An examination of women’s piety as depicted in medieval and early modern stained glass.

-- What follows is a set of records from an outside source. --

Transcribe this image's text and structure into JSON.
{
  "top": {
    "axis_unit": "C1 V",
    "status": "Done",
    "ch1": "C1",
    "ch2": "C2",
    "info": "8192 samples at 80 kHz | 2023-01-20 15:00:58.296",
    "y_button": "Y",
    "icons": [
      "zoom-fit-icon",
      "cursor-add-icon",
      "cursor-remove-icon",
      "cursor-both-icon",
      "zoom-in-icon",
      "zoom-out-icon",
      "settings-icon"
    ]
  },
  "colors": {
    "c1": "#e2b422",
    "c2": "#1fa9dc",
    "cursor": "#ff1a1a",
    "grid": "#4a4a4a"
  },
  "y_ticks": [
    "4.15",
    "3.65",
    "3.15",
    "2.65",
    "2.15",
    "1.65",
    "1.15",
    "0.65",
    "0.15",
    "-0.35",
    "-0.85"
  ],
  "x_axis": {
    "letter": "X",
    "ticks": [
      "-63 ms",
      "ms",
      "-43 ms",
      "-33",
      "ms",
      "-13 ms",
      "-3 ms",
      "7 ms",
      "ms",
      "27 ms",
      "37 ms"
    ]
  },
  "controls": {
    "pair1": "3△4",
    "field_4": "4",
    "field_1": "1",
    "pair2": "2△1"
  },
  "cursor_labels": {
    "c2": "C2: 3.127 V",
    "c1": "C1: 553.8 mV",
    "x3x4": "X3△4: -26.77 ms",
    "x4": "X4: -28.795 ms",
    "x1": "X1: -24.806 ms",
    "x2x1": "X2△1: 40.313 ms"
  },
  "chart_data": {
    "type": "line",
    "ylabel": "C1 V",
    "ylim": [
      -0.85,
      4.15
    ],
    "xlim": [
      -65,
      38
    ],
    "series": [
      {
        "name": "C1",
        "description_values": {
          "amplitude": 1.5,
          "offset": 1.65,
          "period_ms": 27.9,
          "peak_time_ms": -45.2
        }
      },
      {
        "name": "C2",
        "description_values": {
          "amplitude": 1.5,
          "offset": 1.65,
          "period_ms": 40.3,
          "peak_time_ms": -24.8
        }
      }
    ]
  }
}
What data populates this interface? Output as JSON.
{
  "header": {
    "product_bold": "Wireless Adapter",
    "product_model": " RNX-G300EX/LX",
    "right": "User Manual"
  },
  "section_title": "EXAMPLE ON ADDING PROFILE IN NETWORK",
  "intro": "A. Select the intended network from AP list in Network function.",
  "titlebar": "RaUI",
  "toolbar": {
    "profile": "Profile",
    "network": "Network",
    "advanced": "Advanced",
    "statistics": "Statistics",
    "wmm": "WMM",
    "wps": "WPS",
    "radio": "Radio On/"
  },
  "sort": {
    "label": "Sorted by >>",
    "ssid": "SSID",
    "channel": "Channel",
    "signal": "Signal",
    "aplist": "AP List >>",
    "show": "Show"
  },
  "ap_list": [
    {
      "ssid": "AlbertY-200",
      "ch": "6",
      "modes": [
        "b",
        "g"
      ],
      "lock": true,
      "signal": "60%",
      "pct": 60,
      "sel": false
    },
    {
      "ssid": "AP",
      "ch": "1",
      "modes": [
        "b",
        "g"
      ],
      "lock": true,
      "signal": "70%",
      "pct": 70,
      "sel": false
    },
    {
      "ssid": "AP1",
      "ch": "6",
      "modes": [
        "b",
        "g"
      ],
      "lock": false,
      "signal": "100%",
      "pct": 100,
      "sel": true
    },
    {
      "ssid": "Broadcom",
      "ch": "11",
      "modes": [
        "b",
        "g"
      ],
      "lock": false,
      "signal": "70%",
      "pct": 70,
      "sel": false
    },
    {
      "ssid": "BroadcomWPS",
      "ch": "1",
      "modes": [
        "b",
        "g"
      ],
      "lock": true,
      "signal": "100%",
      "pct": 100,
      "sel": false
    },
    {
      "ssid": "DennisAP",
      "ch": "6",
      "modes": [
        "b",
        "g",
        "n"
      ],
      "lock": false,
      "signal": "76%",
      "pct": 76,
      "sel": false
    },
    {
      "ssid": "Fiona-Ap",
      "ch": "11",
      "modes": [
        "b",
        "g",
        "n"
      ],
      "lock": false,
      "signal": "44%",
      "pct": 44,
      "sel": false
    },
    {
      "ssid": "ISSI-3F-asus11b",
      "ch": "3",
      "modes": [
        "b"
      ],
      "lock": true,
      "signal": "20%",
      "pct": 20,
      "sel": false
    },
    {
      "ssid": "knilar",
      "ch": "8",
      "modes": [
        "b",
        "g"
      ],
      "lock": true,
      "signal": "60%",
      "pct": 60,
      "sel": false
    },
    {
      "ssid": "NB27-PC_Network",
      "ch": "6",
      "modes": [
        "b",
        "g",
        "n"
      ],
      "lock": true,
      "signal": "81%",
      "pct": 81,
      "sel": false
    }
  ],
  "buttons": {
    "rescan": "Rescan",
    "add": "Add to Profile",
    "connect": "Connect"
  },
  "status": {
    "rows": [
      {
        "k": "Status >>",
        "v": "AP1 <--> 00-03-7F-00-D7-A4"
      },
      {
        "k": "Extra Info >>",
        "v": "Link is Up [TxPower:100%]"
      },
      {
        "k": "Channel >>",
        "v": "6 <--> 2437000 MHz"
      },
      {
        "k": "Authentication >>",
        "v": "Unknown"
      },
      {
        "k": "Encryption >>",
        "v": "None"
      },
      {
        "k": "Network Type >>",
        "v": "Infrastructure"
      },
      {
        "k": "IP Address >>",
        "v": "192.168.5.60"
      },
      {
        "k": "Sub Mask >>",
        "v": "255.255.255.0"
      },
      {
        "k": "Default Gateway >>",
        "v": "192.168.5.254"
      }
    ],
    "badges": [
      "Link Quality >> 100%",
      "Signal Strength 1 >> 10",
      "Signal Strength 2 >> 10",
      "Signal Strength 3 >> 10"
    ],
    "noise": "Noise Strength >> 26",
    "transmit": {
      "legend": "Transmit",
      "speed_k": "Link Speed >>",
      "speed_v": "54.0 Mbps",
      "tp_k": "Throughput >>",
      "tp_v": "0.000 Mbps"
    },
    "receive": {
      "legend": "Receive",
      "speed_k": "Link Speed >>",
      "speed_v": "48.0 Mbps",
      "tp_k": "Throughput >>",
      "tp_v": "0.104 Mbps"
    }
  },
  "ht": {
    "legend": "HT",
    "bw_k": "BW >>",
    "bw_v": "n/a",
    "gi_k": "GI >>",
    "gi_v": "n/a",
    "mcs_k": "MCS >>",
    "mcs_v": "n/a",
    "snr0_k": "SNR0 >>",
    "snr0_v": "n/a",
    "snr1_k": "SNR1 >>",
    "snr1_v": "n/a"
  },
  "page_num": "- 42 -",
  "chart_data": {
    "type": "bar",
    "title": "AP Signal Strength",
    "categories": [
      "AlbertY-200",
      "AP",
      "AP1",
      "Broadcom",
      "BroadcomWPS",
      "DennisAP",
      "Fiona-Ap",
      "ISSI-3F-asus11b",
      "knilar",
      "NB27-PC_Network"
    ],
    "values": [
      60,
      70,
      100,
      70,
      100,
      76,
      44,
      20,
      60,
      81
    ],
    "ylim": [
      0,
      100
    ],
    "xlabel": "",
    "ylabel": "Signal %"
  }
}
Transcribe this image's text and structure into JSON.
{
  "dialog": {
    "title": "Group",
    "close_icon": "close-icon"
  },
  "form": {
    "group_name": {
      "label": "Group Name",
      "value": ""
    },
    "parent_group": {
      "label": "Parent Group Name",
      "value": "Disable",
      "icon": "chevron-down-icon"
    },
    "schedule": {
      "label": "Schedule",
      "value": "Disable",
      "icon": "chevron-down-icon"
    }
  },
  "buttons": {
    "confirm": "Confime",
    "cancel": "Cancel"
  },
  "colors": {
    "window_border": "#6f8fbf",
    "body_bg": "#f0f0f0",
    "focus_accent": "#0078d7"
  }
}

This thesis explores the impact of gender and religious piety on expressions of women’s agency in Late Medieval and Early Modern England. Chapter One introduces Oxfordshire stained glass as the area of inquiry, with the Corpus Vitrearum Medii Aevi (CVMA) database serving as the primary source reference. Both the Centre for Medieval Studies at the University of York and the British Academy collaborate on this database. The next three chapters investigate portrayals of donors, biblical figures, and non-biblical figures. Each chapter demonstrates that depictions of women and men generally remain uniform across time. That said, the chapters also show that depictions of women changed in small ways that images of men did not. Subtle changes reveal that gender forced Late Medieval and Early Modern women to be creative with their religious expressions, while piety provided women an internalized outlet to express their agency within the church.